* **TASK STATEMENT**:
Nothing in the records may change. Print them all again.

Component data from apps and pages
----
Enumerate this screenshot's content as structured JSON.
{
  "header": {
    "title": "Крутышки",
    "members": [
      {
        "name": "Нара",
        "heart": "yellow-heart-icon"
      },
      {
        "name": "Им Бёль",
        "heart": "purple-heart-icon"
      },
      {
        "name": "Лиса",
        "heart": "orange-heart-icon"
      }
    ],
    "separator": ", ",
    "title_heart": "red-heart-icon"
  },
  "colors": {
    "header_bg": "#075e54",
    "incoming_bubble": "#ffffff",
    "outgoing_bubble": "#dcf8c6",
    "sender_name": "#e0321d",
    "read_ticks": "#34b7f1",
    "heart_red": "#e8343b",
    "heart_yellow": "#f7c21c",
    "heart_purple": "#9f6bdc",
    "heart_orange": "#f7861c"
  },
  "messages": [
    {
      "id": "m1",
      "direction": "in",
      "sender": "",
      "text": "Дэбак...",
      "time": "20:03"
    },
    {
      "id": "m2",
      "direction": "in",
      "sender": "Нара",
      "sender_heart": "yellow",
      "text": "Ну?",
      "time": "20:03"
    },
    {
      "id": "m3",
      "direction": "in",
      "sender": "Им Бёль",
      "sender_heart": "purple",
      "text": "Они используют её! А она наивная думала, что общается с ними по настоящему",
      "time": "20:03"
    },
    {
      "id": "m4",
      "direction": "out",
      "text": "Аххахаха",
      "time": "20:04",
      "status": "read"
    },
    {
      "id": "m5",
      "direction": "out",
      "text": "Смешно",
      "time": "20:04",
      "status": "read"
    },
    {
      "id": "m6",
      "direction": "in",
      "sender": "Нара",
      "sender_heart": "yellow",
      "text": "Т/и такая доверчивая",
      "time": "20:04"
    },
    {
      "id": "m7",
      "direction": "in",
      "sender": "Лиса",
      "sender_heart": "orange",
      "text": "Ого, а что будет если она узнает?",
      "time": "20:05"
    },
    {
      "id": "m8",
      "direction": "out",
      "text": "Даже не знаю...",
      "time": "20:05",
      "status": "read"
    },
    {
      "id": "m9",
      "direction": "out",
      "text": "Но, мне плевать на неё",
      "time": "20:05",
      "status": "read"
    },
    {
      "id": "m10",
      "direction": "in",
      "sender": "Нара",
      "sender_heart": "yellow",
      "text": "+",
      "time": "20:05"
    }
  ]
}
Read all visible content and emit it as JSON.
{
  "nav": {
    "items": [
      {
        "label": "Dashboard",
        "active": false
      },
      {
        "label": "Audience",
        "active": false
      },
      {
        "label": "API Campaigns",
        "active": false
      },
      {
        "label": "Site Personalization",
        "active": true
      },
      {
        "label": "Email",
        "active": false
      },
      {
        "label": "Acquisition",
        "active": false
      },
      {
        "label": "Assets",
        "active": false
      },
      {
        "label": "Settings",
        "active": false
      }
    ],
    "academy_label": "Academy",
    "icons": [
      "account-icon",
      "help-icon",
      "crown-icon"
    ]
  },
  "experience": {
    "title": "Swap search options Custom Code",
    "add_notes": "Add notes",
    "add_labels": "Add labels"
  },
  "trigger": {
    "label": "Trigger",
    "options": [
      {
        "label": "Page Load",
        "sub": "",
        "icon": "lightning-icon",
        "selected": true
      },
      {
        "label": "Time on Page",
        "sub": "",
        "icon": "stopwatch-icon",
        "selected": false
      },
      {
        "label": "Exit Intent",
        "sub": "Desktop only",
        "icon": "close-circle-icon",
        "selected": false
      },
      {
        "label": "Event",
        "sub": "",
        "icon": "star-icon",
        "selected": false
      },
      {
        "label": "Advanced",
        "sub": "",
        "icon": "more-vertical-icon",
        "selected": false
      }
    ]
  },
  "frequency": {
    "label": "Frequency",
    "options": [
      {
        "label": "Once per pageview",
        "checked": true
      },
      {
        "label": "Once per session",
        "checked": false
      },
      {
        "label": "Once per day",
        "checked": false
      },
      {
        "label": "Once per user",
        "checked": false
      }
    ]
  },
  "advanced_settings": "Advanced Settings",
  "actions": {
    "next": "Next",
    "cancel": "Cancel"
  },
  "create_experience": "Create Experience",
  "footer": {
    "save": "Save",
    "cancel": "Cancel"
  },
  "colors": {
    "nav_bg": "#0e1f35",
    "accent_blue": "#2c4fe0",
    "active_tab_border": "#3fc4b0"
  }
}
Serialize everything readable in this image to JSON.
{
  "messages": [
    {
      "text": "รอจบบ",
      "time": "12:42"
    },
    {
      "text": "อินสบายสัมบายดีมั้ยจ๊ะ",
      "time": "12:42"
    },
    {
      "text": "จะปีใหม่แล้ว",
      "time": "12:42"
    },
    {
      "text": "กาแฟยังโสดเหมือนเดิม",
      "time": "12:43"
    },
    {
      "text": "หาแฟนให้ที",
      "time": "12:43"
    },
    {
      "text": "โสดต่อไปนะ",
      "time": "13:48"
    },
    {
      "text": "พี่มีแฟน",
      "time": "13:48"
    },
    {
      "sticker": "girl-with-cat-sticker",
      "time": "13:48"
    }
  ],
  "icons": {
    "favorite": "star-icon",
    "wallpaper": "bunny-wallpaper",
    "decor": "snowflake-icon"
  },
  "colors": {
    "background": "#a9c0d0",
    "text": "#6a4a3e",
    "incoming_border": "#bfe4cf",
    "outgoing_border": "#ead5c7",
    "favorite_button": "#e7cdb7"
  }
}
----
* **RESULT OF THIS TASK**:
Enumerate this screenshot's content as structured JSON.
{
  "header": {
    "title": "Крутышки",
    "members": [
      {
        "name": "Нара",
        "heart": "yellow-heart-icon"
      },
      {
        "name": "Им Бёль",
        "heart": "purple-heart-icon"
      },
      {
        "name": "Лиса",
        "heart": "orange-heart-icon"
      }
    ],
    "separator": ", ",
    "title_heart": "red-heart-icon"
  },
  "colors": {
    "header_bg": "#075e54",
    "incoming_bubble": "#ffffff",
    "outgoing_bubble": "#dcf8c6",
    "sender_name": "#e0321d",
    "read_ticks": "#34b7f1",
    "heart_red": "#e8343b",
    "heart_yellow": "#f7c21c",
    "heart_purple": "#9f6bdc",
    "heart_orange": "#f7861c"
  },
  "messages": [
    {
      "id": "m1",
      "direction": "in",
      "sender": "",
      "text": "Дэбак...",
      "time": "20:03"
    },
    {
      "id": "m2",
      "direction": "in",
      "sender": "Нара",
      "sender_heart": "yellow",
      "text": "Ну?",
      "time": "20:03"
    },
    {
      "id": "m3",
      "direction": "in",
      "sender": "Им Бёль",
      "sender_heart": "purple",
      "text": "Они используют её! А она наивная думала, что общается с ними по настоящему",
      "time": "20:03"
    },
    {
      "id": "m4",
      "direction": "out",
      "text": "Аххахаха",
      "time": "20:04",
      "status": "read"
    },
    {
      "id": "m5",
      "direction": "out",
      "text": "Смешно",
      "time": "20:04",
      "status": "read"
    },
    {
      "id": "m6",
      "direction": "in",
      "sender": "Нара",
      "sender_heart": "yellow",
      "text": "Т/и такая доверчивая",
      "time": "20:04"
    },
    {
      "id": "m7",
      "direction": "in",
      "sender": "Лиса",
      "sender_heart": "orange",
      "text": "Ого, а что будет если она узнает?",
      "time": "20:05"
    },
    {
      "id": "m8",
      "direction": "out",
      "text": "Даже не знаю...",
      "time": "20:05",
      "status": "read"
    },
    {
      "id": "m9",
      "direction": "out",
      "text": "Но, мне плевать на неё",
      "time": "20:05",
      "status": "read"
    },
    {
      "id": "m10",
      "direction": "in",
      "sender": "Нара",
      "sender_heart": "yellow",
      "text": "+",
      "time": "20:05"
    }
  ]
}
Read all visible content and emit it as JSON.
{
  "nav": {
    "items": [
      {
        "label": "Dashboard",
        "active": false
      },
      {
        "label": "Audience",
        "active": false
      },
      {
        "label": "API Campaigns",
        "active": false
      },
      {
        "label": "Site Personalization",
        "active": true
      },
      {
        "label": "Email",
        "active": false
      },
      {
        "label": "Acquisition",
        "active": false
      },
      {
        "label": "Assets",
        "active": false
      },
      {
        "label": "Settings",
        "active": false
      }
    ],
    "academy_label": "Academy",
    "icons": [
      "account-icon",
      "help-icon",
      "crown-icon"
    ]
  },
  "experience": {
    "title": "Swap search options Custom Code",
    "add_notes": "Add notes",
    "add_labels": "Add labels"
  },
  "trigger": {
    "label": "Trigger",
    "options": [
      {
        "label": "Page Load",
        "sub": "",
        "icon": "lightning-icon",
        "selected": true
      },
      {
        "label": "Time on Page",
        "sub": "",
        "icon": "stopwatch-icon",
        "selected": false
      },
      {
        "label": "Exit Intent",
        "sub": "Desktop only",
        "icon": "close-circle-icon",
        "selected": false
      },
      {
        "label": "Event",
        "sub": "",
        "icon": "star-icon",
        "selected": false
      },
      {
        "label": "Advanced",
        "sub": "",
        "icon": "more-vertical-icon",
        "selected": false
      }
    ]
  },
  "frequency": {
    "label": "Frequency",
    "options": [
      {
        "label": "Once per pageview",
        "checked": true
      },
      {
        "label": "Once per session",
        "checked": false
      },
      {
        "label": "Once per day",
        "checked": false
      },
      {
        "label": "Once per user",
        "checked": false
      }
    ]
  },
  "advanced_settings": "Advanced Settings",
  "actions": {
    "next": "Next",
    "cancel": "Cancel"
  },
  "create_experience": "Create Experience",
  "footer": {
    "save": "Save",
    "cancel": "Cancel"
  },
  "colors": {
    "nav_bg": "#0e1f35",
    "accent_blue": "#2c4fe0",
    "active_tab_border": "#3fc4b0"
  }
}
Serialize everything readable in this image to JSON.
{
  "messages": [
    {
      "text": "รอจบบ",
      "time": "12:42"
    },
    {
      "text": "อินสบายสัมบายดีมั้ยจ๊ะ",
      "time": "12:42"
    },
    {
      "text": "จะปีใหม่แล้ว",
      "time": "12:42"
    },
    {
      "text": "กาแฟยังโสดเหมือนเดิม",
      "time": "12:43"
    },
    {
      "text": "หาแฟนให้ที",
      "time": "12:43"
    },
    {
      "text": "โสดต่อไปนะ",
      "time": "13:48"
    },
    {
      "text": "พี่มีแฟน",
      "time": "13:48"
    },
    {
      "sticker": "girl-with-cat-sticker",
      "time": "13:48"
    }
  ],
  "icons": {
    "favorite": "star-icon",
    "wallpaper": "bunny-wallpaper",
    "decor": "snowflake-icon"
  },
  "colors": {
    "background": "#a9c0d0",
    "text": "#6a4a3e",
    "incoming_border": "#bfe4cf",
    "outgoing_border": "#ead5c7",
    "favorite_button": "#e7cdb7"
  }
}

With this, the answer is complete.